U.S. President Barack Obama says Washington will reform current programs and procedures to provide greater transparency to the government's electronic-surveillance activities and increase safeguards that protect the privacy of U.S. persons.
In a televised speech on January 17, he also said he had made clear to the intelligence community that -- unless there is a compelling national-security purpose -- " we will not monitor the communications of heads of state and government of our close friends and allies."
The speech comes amid debate over the extent and intent of U.S. electronic-surveillance programs following leaks to the press by fugitive intelligence analyst Edward Snowden.
White House officials say the measures outlined by Obama constitute the most significant reform program in U.S. surveillance since he took office.
In his speech, Obama said intelligence gathering served a vital role in confronting threats, and that the United States could not "disarm unilaterally" its intelligence services.
He said a number of countries publicly criticizing the United States privately acknowledged that U.S. intelligence capabilities are critical to meeting its responsibility as the world's only superpower. He said they also use the information U.S. intelligence agencies collect to protect their own people.
But he also said the United States "is not spying on ordinary people who don't threaten our national security," and that it took their privacy concerns into account.
"No one expects China to have an open debate about their surveillance programs, or Russia to take the privacy concerns of citizens in other places into account," Obama said.
"But let's remember that we are held to a different standard precisely because we have been at the forefront of defending personal privacy and human dignity."
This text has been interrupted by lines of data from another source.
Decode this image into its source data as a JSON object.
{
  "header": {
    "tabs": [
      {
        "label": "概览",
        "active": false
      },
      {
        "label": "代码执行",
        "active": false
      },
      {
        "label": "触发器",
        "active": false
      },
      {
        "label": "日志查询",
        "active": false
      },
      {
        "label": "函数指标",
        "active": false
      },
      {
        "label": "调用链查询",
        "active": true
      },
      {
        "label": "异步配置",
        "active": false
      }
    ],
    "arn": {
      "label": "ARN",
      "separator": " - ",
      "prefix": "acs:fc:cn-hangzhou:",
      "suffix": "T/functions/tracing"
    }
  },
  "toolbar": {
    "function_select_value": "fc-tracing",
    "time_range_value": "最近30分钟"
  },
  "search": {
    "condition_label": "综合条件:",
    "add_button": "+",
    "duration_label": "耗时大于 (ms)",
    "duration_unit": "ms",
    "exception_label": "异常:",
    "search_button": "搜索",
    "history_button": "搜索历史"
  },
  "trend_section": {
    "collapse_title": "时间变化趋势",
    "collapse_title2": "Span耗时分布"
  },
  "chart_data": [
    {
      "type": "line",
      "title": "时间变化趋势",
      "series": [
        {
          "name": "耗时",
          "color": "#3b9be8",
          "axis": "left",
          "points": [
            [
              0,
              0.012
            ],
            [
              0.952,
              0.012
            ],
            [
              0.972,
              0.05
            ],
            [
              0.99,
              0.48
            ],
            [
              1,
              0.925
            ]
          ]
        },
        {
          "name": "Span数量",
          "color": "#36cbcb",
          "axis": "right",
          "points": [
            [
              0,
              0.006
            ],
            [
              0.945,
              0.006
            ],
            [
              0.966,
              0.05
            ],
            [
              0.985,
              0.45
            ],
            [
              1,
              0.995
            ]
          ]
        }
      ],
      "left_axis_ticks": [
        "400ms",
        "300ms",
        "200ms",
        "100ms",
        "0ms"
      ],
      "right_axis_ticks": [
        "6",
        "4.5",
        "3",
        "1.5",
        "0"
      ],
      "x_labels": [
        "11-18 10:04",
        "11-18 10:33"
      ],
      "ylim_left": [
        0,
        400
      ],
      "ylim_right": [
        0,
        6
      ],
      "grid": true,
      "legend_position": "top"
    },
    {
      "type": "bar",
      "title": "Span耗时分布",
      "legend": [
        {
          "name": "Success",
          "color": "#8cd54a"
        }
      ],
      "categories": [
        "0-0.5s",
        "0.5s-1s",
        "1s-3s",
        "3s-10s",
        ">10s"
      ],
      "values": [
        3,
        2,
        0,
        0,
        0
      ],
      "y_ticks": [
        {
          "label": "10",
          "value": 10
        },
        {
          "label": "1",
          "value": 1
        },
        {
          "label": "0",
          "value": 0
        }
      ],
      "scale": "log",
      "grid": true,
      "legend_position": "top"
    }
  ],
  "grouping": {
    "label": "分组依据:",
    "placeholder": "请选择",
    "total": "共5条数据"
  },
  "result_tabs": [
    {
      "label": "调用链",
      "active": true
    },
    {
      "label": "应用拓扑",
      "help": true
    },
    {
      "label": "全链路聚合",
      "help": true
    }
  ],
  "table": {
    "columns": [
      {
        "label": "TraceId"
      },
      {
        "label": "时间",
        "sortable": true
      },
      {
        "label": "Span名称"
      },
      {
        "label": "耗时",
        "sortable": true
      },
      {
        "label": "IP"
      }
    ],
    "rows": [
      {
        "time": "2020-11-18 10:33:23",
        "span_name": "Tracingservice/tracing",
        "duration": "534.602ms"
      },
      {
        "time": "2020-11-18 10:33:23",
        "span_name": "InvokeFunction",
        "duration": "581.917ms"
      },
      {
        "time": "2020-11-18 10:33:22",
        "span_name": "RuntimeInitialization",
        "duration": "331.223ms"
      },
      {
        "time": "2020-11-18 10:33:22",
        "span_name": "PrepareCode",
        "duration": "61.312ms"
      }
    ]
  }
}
He said U.S. intelligence agencies would only use bulk collection of data for the purposes of fighting terrorism, protecting troops and allies, and combatting crime.
Obama criticized what he called the "sensational" disclosures of classified programs, saying Snowden's leaks have "often shed more heat than light," and could impact U.S. operations for years to come.